Data records
- Opening Delimiter -

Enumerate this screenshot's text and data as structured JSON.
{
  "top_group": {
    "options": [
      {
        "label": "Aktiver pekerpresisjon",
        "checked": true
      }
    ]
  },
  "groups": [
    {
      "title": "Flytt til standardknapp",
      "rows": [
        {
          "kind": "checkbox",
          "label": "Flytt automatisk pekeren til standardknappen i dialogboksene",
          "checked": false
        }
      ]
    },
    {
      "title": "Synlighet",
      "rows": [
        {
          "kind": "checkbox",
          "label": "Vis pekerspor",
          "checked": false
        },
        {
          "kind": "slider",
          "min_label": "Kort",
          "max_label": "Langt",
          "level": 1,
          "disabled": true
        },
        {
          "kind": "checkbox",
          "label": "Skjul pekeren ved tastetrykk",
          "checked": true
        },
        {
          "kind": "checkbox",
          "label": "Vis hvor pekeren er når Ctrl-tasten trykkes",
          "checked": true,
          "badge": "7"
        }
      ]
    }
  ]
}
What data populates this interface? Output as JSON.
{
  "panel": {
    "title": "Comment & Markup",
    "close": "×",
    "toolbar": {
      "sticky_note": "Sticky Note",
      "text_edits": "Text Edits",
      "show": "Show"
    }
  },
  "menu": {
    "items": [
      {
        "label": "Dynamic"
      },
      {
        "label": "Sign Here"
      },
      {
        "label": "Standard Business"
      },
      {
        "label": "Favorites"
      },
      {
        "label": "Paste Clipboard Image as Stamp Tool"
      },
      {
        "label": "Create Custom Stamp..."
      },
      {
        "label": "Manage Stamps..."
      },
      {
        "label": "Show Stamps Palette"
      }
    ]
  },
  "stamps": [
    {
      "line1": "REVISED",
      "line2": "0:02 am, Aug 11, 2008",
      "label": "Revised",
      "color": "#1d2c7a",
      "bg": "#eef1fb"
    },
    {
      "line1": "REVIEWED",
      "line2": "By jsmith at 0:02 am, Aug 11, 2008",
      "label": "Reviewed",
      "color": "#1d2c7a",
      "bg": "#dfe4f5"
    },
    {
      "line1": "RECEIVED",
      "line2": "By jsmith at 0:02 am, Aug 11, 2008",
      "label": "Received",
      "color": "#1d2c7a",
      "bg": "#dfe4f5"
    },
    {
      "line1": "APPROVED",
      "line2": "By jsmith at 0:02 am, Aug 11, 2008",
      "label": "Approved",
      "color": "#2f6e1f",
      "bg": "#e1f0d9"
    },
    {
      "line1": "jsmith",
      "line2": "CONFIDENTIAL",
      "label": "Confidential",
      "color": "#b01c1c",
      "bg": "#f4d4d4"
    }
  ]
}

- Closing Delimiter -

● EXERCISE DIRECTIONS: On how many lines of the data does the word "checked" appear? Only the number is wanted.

● SOLUTION TO THIS EXERCISE: 5